However, K V Praveen, director of purchasing, Asia Pacific and BCC, at components supplier Meritor, said that if the Indian automotive sector did not recover within a four-to-six week timeframe there would be major disruption to the supply chain not just in India, but globally.
“I think given the supply chain design, especially from an export standpoint between India and China together, even if it is going to be a four-week recovery it is very tough one to manage,” said Praveen. “If we look at beyond six to eight weeks, it’s definitely going to have a major impact on the global supply chain platform too.”
Jasjit Sethi, CEO of TCI Supply Chain Solutions said that there were currently only about 9% of carmaker plants in India operational and parts dispatches were 20% of the norm.
“These are very baby steps because lot of work has to be done in the plant in terms of physical distancing and demands like that, so getting it back to full-steam will take a little bit of time,” he said.
Ultimately for Kapur, while there is going to be some necessary restructuring of manufacturing and supply chains, the current crisis presents automotive players determined to succeed with the an ultimatum for going forward.
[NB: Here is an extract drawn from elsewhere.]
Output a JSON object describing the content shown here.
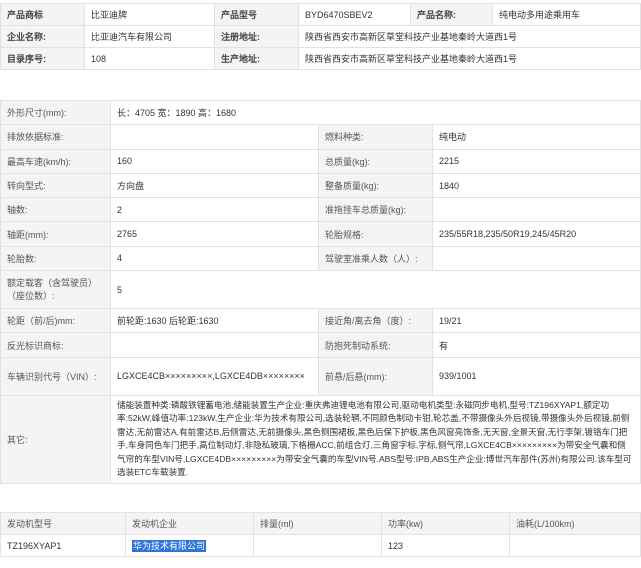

The next Livestream event takes place on May 6 and will cover the areas that suppliers need to consider as the automotive industry stirs back into action, including supply chain and logistics processes, sourcing, digital tools and collaboration